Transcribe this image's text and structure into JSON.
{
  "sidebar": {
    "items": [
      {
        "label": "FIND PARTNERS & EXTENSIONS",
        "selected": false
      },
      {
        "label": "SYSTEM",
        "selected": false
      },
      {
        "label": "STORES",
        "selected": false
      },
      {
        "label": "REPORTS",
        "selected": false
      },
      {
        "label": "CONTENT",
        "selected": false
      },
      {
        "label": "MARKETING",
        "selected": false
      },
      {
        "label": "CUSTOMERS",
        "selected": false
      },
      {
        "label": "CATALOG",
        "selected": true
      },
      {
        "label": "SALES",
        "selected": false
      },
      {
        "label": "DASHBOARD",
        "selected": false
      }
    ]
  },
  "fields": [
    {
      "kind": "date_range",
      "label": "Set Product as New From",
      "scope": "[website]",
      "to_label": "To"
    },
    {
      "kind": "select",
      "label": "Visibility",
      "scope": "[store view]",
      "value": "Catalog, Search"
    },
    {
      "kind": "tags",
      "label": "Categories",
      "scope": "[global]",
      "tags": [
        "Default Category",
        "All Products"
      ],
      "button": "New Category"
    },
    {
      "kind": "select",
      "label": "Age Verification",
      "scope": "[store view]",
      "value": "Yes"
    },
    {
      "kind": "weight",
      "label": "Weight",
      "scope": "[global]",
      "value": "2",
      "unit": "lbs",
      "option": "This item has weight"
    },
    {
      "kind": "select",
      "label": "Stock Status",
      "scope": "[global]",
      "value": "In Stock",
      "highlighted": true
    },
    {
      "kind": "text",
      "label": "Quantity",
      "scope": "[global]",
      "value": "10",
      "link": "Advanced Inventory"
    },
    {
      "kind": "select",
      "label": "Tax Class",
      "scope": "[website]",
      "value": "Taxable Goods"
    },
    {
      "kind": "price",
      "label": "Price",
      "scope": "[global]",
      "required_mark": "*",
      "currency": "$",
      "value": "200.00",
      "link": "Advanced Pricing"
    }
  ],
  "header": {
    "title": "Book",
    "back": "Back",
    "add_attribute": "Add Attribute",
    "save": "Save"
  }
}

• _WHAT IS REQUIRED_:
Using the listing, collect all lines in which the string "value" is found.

• _ANSWER SECTION_:
      "value": "Catalog, Search"
      "value": "Yes"
      "value": "2",
      "value": "In Stock",
      "value": "10",
      "value": "Taxable Goods"
      "value": "200.00",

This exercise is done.